The head archivist at Christian Dior, Soizic Pfaff, has been building the most comprehensive archive of the brand, including shoes, hats, dresses, original swatches and even sketches by Monsieur Dior himself. The total garments in the archives are more than 4,000. Additionally, the archive also houses press releases dating back to the brand's very first collection.
Closed off for the general public at large, it exists mainly for Dior designers to reference, study and view early designs from the label's illustrious past. The pieces are occasionally called up for exhibitions such as the recent Christian Dior, Couturier Du Rêve exhibition at The Musée des Arts Décoratifs in Paris, that celebrated House of Dior's 70th anniversary. The exhibition presented a collection of over 300 haute couture dresses showcasing “a unifying thread of emotions, life stories, affinities, inspirations, creations and legacies” for the world to see once again.
American apparel brand Gap Inc. recently delved into the archival community as well. Hiring a certified archivist , Olivia Mueller, the long standing retailer has over 50 years in the industry and has now begun maintaining an archive of all their standout pieces and designs.
The role of an archivist helps the designers ride the nostalgic wave into future by guiding and referencing certain pieces from the past to inspire upcoming collections. for referencing and get inspired for coming collections.
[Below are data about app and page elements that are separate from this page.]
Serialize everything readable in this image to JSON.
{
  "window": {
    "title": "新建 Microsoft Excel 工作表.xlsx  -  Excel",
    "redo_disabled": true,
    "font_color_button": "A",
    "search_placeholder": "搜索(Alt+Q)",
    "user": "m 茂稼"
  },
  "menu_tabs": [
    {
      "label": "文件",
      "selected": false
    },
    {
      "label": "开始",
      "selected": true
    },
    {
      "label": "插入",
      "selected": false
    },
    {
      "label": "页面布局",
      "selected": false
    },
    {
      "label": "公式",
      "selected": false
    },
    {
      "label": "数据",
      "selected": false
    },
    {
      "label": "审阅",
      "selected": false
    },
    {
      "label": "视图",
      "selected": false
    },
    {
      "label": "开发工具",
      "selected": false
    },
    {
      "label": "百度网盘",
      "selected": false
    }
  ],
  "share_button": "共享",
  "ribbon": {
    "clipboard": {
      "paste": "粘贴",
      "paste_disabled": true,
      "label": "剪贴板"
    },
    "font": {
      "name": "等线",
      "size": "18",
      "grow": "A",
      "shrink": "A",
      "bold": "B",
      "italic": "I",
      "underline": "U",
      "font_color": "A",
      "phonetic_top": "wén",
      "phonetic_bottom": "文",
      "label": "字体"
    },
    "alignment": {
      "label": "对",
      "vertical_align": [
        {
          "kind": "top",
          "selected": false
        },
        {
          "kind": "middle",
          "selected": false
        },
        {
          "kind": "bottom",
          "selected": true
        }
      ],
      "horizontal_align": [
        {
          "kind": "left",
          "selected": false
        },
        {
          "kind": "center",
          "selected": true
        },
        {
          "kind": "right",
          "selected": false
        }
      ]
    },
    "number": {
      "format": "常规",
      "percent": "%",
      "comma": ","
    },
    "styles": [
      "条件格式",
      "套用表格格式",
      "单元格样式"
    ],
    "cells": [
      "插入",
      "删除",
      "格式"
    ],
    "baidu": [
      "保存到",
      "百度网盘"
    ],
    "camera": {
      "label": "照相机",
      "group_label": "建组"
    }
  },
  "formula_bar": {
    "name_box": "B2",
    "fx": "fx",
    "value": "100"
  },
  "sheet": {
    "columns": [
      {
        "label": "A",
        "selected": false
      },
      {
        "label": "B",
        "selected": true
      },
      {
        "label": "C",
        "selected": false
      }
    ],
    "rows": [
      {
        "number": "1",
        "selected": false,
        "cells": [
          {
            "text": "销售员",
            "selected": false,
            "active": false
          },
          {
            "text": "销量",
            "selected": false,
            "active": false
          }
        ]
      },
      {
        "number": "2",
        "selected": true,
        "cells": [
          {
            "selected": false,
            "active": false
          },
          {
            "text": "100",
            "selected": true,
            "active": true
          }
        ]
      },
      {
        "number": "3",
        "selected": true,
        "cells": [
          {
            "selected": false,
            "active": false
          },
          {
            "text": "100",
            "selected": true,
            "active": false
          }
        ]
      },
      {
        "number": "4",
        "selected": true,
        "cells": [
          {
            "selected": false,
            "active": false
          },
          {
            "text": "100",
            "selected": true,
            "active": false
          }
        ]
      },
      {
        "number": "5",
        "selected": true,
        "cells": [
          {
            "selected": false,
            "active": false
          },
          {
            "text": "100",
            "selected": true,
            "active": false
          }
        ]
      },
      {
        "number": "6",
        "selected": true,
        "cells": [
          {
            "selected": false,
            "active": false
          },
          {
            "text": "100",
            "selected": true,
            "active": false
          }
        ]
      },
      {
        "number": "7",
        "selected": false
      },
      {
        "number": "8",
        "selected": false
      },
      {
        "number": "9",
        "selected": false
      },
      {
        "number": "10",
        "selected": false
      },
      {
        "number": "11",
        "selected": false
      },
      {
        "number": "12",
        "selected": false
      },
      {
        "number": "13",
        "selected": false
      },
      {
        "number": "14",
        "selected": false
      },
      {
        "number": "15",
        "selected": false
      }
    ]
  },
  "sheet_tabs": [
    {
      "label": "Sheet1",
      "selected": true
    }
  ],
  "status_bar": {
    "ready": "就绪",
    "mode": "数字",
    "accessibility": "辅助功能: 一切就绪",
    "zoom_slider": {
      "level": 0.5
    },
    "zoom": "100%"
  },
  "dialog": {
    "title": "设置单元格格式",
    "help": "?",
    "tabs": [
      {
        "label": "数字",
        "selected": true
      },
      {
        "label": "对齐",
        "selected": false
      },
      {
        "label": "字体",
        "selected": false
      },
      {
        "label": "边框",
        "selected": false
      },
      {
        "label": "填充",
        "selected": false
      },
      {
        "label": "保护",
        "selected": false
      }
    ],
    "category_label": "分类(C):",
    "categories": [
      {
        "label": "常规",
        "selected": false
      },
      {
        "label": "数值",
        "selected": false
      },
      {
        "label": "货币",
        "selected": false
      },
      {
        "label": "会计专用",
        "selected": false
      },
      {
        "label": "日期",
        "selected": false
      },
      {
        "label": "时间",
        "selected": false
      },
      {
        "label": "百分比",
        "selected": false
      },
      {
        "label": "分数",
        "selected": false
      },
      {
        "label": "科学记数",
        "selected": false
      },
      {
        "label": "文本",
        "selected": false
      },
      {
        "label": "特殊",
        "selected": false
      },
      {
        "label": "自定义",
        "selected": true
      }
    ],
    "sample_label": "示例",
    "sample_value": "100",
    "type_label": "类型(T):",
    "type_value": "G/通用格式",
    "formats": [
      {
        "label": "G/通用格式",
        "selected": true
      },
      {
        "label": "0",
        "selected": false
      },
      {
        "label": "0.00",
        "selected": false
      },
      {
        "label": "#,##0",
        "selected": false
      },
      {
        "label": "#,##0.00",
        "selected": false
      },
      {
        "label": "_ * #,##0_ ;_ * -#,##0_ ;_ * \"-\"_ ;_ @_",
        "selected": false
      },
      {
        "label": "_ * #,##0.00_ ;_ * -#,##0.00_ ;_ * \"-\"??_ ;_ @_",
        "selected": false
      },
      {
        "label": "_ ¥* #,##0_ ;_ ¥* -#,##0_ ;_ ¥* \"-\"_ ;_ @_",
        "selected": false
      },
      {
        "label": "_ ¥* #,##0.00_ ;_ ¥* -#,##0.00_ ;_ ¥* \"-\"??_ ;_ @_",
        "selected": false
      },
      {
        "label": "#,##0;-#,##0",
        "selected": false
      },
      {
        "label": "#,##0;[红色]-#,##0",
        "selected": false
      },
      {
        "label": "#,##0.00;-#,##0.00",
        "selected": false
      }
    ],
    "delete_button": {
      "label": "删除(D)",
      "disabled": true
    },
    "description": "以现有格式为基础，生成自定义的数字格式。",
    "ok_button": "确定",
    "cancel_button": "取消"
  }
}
Gap’s archives are segregated into two main sections: One for broad creativity and another for “heritage” items, where one can find the most iconic pieces representing a moment in Gap’s history.
With digital libraries being so meticulously catalogued, an archive's physical collection has to be organised with even greater care. As such, it's vital that archivists maintain a record of who visits the space. Trips to the Gap, Inc. archive are by appointment-only - often needing to be made days in advance - where Mueller acts as the guide, helping designers and employees find what they need.
The archive database also features a system wherein all the "heritage” items are uploaded with an image and links to marketing materials - ad campaigns, television spots etc.
In another attempt with similar motives, Virtual Fashion Archive, a brainchild of Superficial Studios is creating a collection of culturally significant archival garments and bringing them to life through new digital dimensions. The platform, chosen for its range of innovative construction techniques and variety of materials, provides a fascinating (and challenging) case study for virtualisation.
The newly instated initiative includes Issey Miyake, Thierry Mugler and Claire McCardell’s pieces as part of their inaugural collection. Head on over to their Instagram page to get a more detailed look at the pieces.
Although archival fashion is at a fairly nascent stage, another being set into motion is Digitising fashion archives. Google's new initiative 'We Wear Culture' is a platform attempting to digitise and transform the archive system by highlighting the stories behind the couture and designs we wear.
Archives not only preserve iconic pieces but are a consolidated way of remembering aesthetics of different generations as well as curating significant cultural content that redefined fashion for an entire era. Only time will tell the true potential for archival fashion, but it is sure to be enrapturing.